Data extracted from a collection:
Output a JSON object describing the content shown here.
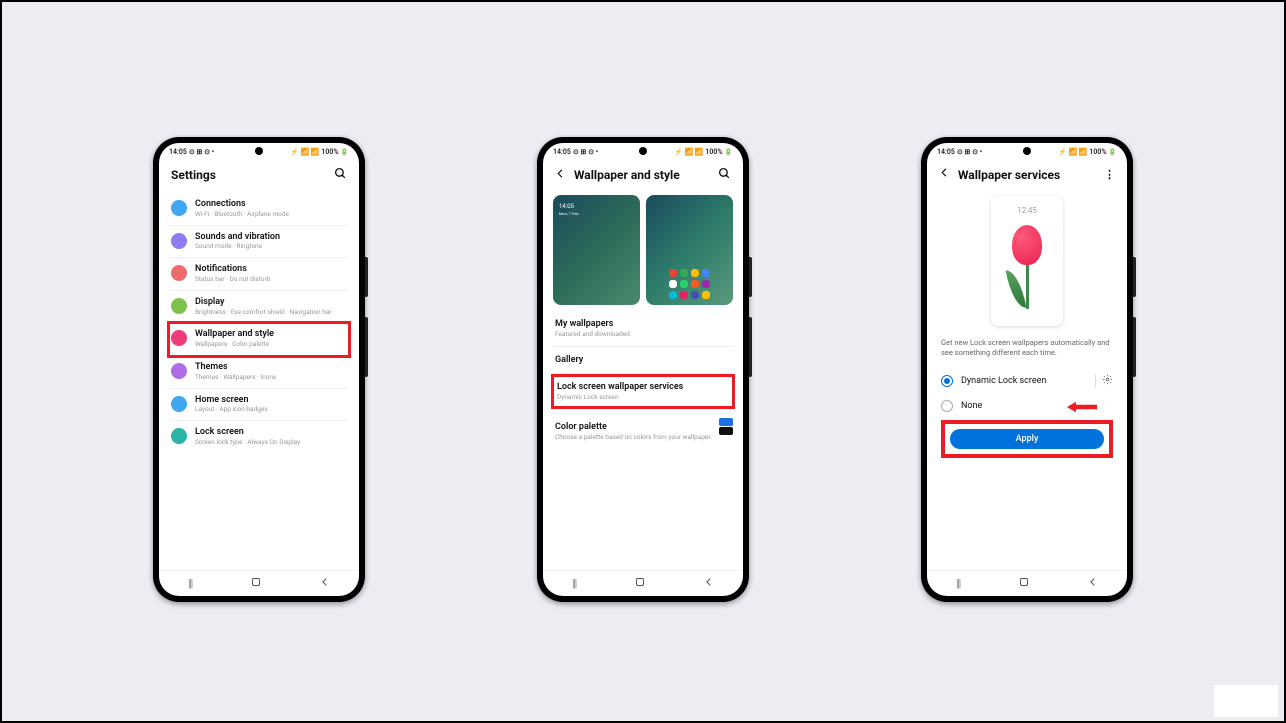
{
  "statusbar": {
    "time": "14:05",
    "indicators": "⊙ ⊞ ⊙ •",
    "battery": "⚡ 📶 📶 100% 🔋"
  },
  "phone1": {
    "title": "Settings",
    "items": [
      {
        "icon_color": "#3ea7f0",
        "title": "Connections",
        "subtitle": "Wi-Fi · Bluetooth · Airplane mode"
      },
      {
        "icon_color": "#8e7cf0",
        "title": "Sounds and vibration",
        "subtitle": "Sound mode · Ringtone"
      },
      {
        "icon_color": "#ef6b6b",
        "title": "Notifications",
        "subtitle": "Status bar · Do not disturb"
      },
      {
        "icon_color": "#7cc24a",
        "title": "Display",
        "subtitle": "Brightness · Eye comfort shield · Navigation bar"
      },
      {
        "icon_color": "#ef3b7a",
        "title": "Wallpaper and style",
        "subtitle": "Wallpapers · Color palette",
        "highlight": true
      },
      {
        "icon_color": "#b06be8",
        "title": "Themes",
        "subtitle": "Themes · Wallpapers · Icons"
      },
      {
        "icon_color": "#3ea7f0",
        "title": "Home screen",
        "subtitle": "Layout · App icon badges"
      },
      {
        "icon_color": "#2bb5a8",
        "title": "Lock screen",
        "subtitle": "Screen lock type · Always On Display"
      }
    ]
  },
  "phone2": {
    "title": "Wallpaper and style",
    "my_wallpapers": {
      "title": "My wallpapers",
      "subtitle": "Featured and downloaded"
    },
    "gallery": {
      "title": "Gallery"
    },
    "lock_services": {
      "title": "Lock screen wallpaper services",
      "subtitle": "Dynamic Lock screen"
    },
    "color_palette": {
      "title": "Color palette",
      "subtitle": "Choose a palette based on colors from your wallpaper."
    },
    "swatches": [
      "#1e6fe0",
      "#111111"
    ]
  },
  "phone3": {
    "title": "Wallpaper services",
    "preview_clock": "12:45",
    "description": "Get new Lock screen wallpapers automatically and see something different each time.",
    "options": [
      {
        "label": "Dynamic Lock screen",
        "checked": true,
        "has_settings": true
      },
      {
        "label": "None",
        "checked": false,
        "arrow": true
      }
    ],
    "apply_label": "Apply"
  },
  "nav": {
    "recents": "|||",
    "home": "○",
    "back": "⟨"
  }
}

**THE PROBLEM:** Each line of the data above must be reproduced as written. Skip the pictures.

**ANSWER SECTION:**
Output a JSON object describing the content shown here.
{
  "statusbar": {
    "time": "14:05",
    "indicators": "⊙ ⊞ ⊙ •",
    "battery": "⚡ 📶 📶 100% 🔋"
  },
  "phone1": {
    "title": "Settings",
    "items": [
      {
        "icon_color": "#3ea7f0",
        "title": "Connections",
        "subtitle": "Wi-Fi · Bluetooth · Airplane mode"
      },
      {
        "icon_color": "#8e7cf0",
        "title": "Sounds and vibration",
        "subtitle": "Sound mode · Ringtone"
      },
      {
        "icon_color": "#ef6b6b",
        "title": "Notifications",
        "subtitle": "Status bar · Do not disturb"
      },
      {
        "icon_color": "#7cc24a",
        "title": "Display",
        "subtitle": "Brightness · Eye comfort shield · Navigation bar"
      },
      {
        "icon_color": "#ef3b7a",
        "title": "Wallpaper and style",
        "subtitle": "Wallpapers · Color palette",
        "highlight": true
      },
      {
        "icon_color": "#b06be8",
        "title": "Themes",
        "subtitle": "Themes · Wallpapers · Icons"
      },
      {
        "icon_color": "#3ea7f0",
        "title": "Home screen",
        "subtitle": "Layout · App icon badges"
      },
      {
        "icon_color": "#2bb5a8",
        "title": "Lock screen",
        "subtitle": "Screen lock type · Always On Display"
      }
    ]
  },
  "phone2": {
    "title": "Wallpaper and style",
    "my_wallpapers": {
      "title": "My wallpapers",
      "subtitle": "Featured and downloaded"
    },
    "gallery": {
      "title": "Gallery"
    },
    "lock_services": {
      "title": "Lock screen wallpaper services",
      "subtitle": "Dynamic Lock screen"
    },
    "color_palette": {
      "title": "Color palette",
      "subtitle": "Choose a palette based on colors from your wallpaper."
    },
    "swatches": [
      "#1e6fe0",
      "#111111"
    ]
  },
  "phone3": {
    "title": "Wallpaper services",
    "preview_clock": "12:45",
    "description": "Get new Lock screen wallpapers automatically and see something different each time.",
    "options": [
      {
        "label": "Dynamic Lock screen",
        "checked": true,
        "has_settings": true
      },
      {
        "label": "None",
        "checked": false,
        "arrow": true
      }
    ],
    "apply_label": "Apply"
  },
  "nav": {
    "recents": "|||",
    "home": "○",
    "back": "⟨"
  }
}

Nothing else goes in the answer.